__ACTIVITY__
Return all lines of the records that contain the word "мотивации".

***** SUPPLIED MATERIAL

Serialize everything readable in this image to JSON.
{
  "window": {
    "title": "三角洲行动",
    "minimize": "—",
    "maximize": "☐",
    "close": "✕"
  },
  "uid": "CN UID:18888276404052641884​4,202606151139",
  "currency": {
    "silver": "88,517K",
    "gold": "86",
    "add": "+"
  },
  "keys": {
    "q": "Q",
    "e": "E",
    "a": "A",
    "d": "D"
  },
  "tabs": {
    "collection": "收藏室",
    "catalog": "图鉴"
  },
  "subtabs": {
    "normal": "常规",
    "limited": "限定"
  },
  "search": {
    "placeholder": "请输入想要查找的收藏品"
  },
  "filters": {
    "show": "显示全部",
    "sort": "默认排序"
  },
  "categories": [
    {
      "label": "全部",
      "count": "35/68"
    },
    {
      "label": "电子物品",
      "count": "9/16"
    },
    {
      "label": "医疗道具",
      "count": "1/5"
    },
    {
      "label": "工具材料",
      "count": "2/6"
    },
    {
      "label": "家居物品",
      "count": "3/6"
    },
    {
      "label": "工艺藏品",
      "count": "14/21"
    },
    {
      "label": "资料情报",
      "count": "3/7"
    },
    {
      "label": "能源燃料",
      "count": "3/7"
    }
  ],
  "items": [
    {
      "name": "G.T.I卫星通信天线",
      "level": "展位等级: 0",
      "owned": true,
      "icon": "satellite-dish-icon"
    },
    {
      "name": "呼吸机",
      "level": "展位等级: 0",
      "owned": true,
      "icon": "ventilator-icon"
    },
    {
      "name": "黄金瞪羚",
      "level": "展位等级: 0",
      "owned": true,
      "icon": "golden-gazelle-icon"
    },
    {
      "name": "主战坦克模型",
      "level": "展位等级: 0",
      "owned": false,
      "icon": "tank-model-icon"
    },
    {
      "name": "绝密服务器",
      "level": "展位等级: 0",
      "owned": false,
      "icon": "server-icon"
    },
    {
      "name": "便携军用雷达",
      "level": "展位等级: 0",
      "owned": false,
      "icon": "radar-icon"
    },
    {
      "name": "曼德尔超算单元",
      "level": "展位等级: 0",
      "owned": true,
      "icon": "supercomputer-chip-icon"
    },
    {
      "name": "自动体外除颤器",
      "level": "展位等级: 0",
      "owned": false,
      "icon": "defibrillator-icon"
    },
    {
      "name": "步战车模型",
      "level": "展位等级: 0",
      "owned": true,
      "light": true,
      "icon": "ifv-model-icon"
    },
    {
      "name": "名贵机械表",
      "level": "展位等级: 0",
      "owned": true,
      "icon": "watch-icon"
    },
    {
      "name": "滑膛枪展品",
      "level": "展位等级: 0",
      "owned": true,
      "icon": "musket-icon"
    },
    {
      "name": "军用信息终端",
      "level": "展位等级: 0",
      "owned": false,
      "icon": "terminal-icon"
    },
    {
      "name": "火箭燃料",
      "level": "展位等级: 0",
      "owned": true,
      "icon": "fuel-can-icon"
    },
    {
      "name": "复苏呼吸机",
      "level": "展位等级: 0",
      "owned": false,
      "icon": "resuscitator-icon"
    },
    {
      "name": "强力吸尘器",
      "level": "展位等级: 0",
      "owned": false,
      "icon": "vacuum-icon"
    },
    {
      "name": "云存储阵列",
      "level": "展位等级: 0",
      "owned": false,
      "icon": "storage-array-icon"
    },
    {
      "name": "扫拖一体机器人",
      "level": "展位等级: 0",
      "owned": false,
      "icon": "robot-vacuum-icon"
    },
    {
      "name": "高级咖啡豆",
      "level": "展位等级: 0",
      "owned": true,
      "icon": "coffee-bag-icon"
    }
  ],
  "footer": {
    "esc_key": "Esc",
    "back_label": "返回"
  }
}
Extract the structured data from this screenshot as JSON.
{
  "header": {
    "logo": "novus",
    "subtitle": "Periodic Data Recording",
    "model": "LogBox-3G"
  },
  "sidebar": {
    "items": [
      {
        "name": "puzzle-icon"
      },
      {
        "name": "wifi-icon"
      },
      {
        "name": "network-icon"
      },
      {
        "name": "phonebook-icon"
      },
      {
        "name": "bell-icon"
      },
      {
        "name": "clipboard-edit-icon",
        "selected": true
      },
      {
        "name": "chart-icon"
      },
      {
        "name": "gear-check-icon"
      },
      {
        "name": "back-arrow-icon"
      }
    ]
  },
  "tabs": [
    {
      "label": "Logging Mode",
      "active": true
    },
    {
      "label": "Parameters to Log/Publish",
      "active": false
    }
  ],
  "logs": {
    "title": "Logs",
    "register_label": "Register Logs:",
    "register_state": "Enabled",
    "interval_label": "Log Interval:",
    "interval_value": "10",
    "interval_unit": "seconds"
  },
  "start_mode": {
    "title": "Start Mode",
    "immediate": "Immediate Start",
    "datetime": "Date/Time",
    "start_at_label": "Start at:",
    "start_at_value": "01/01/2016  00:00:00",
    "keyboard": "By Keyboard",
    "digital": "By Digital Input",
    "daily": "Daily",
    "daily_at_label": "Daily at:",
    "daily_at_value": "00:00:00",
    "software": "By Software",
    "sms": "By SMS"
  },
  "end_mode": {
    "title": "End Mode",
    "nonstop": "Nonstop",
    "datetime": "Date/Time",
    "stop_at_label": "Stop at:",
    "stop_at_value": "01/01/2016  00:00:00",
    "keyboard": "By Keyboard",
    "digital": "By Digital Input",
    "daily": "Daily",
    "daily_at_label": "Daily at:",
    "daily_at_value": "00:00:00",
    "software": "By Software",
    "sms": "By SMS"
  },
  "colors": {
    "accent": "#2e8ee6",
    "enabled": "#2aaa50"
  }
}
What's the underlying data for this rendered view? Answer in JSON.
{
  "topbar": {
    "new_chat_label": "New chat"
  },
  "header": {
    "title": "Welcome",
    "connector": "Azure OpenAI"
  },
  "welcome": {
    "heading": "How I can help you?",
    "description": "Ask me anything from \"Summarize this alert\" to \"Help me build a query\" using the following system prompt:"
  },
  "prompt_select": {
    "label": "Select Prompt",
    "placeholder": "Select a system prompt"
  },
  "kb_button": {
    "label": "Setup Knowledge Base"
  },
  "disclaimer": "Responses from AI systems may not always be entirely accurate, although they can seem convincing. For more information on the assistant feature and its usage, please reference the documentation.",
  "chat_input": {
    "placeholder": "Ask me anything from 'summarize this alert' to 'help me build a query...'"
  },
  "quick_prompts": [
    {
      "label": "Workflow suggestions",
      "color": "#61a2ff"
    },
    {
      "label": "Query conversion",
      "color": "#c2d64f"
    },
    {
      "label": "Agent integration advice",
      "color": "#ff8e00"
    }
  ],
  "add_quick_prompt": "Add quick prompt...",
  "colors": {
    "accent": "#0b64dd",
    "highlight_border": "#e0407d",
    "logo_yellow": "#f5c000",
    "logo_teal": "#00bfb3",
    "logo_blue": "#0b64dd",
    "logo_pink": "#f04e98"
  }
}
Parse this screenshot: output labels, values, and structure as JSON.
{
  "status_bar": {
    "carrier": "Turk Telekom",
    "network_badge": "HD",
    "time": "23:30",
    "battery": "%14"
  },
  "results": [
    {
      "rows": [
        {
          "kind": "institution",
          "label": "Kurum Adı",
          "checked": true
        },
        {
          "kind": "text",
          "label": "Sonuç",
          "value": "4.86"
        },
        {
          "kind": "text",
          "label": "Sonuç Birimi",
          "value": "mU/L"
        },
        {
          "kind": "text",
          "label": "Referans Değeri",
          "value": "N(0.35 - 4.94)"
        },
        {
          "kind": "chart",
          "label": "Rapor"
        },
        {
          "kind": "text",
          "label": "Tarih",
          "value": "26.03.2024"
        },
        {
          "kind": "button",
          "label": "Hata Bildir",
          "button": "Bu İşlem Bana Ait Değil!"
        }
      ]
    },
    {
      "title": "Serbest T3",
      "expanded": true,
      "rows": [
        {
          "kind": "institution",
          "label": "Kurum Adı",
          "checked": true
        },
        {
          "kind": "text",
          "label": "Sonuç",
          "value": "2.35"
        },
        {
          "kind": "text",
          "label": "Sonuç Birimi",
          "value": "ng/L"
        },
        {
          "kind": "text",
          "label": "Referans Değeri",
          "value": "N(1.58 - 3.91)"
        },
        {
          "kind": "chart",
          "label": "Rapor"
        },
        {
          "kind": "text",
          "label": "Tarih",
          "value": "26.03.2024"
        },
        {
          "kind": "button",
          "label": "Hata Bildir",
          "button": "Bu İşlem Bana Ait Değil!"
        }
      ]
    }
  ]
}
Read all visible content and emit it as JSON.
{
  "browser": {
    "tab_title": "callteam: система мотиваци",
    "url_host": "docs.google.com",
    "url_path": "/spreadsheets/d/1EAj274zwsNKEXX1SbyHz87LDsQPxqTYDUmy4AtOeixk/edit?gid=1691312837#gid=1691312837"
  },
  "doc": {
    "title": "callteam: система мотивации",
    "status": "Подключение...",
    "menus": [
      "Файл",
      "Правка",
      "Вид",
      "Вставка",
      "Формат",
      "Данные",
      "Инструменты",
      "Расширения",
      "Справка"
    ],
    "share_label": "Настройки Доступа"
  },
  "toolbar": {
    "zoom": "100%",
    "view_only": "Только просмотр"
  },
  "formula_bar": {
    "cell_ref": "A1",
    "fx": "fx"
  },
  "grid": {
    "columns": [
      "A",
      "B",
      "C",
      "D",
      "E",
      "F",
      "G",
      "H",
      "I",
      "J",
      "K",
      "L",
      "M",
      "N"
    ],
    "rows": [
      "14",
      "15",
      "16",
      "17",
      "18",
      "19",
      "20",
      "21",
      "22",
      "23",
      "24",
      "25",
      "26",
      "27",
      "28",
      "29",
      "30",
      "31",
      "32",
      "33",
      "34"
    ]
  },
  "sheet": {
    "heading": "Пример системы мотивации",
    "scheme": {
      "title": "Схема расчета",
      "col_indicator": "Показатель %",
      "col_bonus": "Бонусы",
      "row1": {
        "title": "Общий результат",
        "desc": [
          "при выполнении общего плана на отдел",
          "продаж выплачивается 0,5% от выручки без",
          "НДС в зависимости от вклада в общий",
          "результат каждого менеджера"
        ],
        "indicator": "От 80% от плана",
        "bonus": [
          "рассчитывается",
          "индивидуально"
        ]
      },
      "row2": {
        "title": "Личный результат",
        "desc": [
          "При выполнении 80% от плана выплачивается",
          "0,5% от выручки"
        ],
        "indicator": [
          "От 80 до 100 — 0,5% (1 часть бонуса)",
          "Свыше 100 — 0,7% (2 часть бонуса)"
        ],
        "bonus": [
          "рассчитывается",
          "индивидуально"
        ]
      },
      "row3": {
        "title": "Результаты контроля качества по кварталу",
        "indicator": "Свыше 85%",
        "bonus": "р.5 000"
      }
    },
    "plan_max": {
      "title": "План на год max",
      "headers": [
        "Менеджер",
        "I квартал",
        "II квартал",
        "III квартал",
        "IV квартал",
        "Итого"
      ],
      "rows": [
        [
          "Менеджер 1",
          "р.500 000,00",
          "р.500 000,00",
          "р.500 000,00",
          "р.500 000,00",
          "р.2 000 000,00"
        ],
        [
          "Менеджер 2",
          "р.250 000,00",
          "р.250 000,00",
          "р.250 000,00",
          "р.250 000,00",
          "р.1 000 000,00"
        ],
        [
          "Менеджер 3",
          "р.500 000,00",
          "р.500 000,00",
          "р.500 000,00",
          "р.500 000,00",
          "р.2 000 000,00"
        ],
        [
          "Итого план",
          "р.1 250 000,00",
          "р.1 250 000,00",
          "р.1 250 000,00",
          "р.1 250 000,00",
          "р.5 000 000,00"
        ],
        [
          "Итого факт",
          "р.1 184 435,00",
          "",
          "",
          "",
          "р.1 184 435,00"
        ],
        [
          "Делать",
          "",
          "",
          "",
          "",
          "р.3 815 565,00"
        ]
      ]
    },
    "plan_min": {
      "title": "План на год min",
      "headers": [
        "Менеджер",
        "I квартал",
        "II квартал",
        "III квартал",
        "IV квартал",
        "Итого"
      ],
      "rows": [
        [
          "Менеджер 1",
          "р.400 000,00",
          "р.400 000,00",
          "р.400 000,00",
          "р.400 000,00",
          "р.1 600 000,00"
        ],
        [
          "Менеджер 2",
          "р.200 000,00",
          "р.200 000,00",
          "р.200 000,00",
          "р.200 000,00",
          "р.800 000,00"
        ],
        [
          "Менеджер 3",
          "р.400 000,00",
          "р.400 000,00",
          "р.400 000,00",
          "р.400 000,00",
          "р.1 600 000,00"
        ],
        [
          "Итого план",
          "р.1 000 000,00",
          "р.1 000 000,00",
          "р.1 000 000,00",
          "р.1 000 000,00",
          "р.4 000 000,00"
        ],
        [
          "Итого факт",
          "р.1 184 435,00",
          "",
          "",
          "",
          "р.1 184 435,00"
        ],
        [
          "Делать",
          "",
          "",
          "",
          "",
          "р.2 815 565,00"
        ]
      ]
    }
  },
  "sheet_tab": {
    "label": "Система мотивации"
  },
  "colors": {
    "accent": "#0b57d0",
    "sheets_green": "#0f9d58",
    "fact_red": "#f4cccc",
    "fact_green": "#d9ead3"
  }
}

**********

__SOLUTION TO THE EXERCISE__
    "title": "callteam: система мотивации",
    "heading": "Пример системы мотивации",
    "label": "Система мотивации"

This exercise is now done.